Doctors are likely to choose not to use organs from patients on intensive care wards with coronavirus carriers out of fear of transmitting the virus, he said.
“Even if there is a potential donor in an ITU, it could be occupied by Covid-19 patients, so I believe they might just say ‘we better not take the risk’,” he told The Telegraph.
“There are definitely much longer waiting lists, and patients will be delayed for six months at least, with the backlog and getting back to normal,” he added.
Many patients who die in ICUs and donate their organs for transplant are victims of car crashes or violent crime.
Official figures show that reports of violent crime recorded by police forces within England and Wales fell by up to 40 per cent in March, leaving the NHS without potential donors who otherwise might have died after a fight or stabbing.
Police data on car accidents for the lockdown period has not yet been released, but figures show Britons are using their cars far less since the Government banned all non-essential travel.
Nick Lloyd, head of road safety at the Royal Society for the Prevention of Accidents, said: “During the pandemic there has been far less traffic on our roads, but it is too early to say whether this has resulted in fewer casualties.
“However, historically during times of economic downturn, traffic and miles travelled drop and road crashes fall.”
As the UK moves out of lockdown and transplant centres are reopened, doctors can now begin to clear the backlog of patients that have accrued since February.
In May Max and Keira’s law came into effect, meaning that all adults in England will be regarded as organ donors when they die, unless they opt out or they are in an excluded group. It is hoped that that new law alongside the resumption of transplant services will increase the number of surgeries.
Prof John Forsythe, medical director for organ donation at NHS Blood and Transplant, said the profile of patients on intensive care wards had changed enormously during the pandemic.
“Deaths from causes where a person could potentially be considered as an organ donor, have been lower than normal because of a different pattern of admissions to ICU in this extraordinary time,” he said.
“However, we are very grateful to donors and their families to note that the number of donated organs available for transplant is increasing in recent weeks and we hope to see this continue.”
Hospitals in the US have also experienced a shortage of organ donors.

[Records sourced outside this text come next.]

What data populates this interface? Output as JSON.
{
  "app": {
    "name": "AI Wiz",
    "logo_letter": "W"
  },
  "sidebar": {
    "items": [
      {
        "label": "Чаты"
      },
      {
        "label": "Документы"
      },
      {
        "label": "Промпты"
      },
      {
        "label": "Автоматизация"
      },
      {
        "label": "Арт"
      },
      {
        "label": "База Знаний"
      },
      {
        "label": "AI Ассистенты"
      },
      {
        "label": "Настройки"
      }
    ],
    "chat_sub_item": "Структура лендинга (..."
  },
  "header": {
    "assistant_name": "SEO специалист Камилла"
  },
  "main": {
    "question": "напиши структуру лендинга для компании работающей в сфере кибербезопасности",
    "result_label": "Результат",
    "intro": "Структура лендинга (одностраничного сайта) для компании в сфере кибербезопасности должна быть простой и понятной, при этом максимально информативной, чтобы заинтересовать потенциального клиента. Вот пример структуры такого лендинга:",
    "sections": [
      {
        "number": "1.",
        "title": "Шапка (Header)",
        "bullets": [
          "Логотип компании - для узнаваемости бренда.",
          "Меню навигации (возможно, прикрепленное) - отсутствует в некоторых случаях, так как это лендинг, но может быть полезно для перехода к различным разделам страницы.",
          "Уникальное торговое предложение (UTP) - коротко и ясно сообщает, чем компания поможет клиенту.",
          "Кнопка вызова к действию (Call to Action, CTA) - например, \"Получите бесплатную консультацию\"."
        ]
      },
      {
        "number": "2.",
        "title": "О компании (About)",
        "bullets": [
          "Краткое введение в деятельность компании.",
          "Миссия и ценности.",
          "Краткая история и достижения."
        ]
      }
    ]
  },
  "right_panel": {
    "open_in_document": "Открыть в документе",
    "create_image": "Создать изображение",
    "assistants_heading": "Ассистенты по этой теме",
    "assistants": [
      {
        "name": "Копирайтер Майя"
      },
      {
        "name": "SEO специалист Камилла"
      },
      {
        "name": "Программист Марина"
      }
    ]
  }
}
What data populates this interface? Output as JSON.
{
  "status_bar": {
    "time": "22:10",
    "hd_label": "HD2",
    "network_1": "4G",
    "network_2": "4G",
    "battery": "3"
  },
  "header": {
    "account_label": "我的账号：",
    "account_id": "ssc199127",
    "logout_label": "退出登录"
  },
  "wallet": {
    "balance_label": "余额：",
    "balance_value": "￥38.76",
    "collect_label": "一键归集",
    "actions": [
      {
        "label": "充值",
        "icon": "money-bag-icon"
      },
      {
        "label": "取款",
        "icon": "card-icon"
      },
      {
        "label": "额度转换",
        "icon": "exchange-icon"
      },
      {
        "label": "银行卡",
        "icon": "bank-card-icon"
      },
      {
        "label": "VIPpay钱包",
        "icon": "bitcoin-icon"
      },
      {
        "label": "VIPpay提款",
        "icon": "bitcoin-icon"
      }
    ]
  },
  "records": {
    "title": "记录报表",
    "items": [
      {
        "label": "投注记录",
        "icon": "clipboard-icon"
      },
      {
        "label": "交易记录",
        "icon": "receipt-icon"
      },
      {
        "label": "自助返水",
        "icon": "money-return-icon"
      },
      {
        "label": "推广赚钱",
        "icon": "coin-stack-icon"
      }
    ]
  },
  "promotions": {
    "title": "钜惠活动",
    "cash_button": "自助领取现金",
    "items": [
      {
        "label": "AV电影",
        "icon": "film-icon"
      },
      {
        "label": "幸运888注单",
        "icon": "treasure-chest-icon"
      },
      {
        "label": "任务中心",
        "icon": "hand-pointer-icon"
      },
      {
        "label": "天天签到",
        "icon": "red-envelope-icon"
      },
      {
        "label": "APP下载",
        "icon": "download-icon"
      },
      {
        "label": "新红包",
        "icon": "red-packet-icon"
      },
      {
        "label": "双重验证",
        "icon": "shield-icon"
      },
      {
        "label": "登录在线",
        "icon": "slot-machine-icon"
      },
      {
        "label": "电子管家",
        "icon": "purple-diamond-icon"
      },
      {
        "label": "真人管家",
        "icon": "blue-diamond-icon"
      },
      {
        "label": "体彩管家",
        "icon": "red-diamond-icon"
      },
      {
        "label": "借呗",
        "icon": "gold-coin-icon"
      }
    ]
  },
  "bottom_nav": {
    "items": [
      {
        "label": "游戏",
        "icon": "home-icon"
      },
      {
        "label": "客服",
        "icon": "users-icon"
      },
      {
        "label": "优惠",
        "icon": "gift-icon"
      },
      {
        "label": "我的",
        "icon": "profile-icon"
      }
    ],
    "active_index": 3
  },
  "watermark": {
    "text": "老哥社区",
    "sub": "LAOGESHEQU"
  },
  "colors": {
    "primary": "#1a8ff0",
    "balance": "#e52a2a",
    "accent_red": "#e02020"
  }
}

According to the United Network for Organ Sharing, fatalities from car accidents usually account for 33 per cent of American organ donations.
But between March 8 and April 11 – during the height of the pandemic – the organisation estimated that the number of organ donors who died in traffic accidents fell by 23 per cent, compared to the same period last year.
Data from the US Organ Procurement and Transplantation Network also shows that in the first six months of the year up until June 16, only 500 donors were involved in car accidents, compared to 1,446 throughout the course of 2019.
Meanwhile, in May of this year, a French-American study published in the Lancet, found that donor transplant procedures during the Covid-19 outbreak declined by 90.6 per cent in France and 51.1 per cent in the US.
The study, which used data from the National Organ Procurement Agency in France and United Network for Organ Sharing highlighted a link between increased levels of Covid-19 infections and a decrease in solid-organ transplantation procedures.
The TelegraphFollow us on social media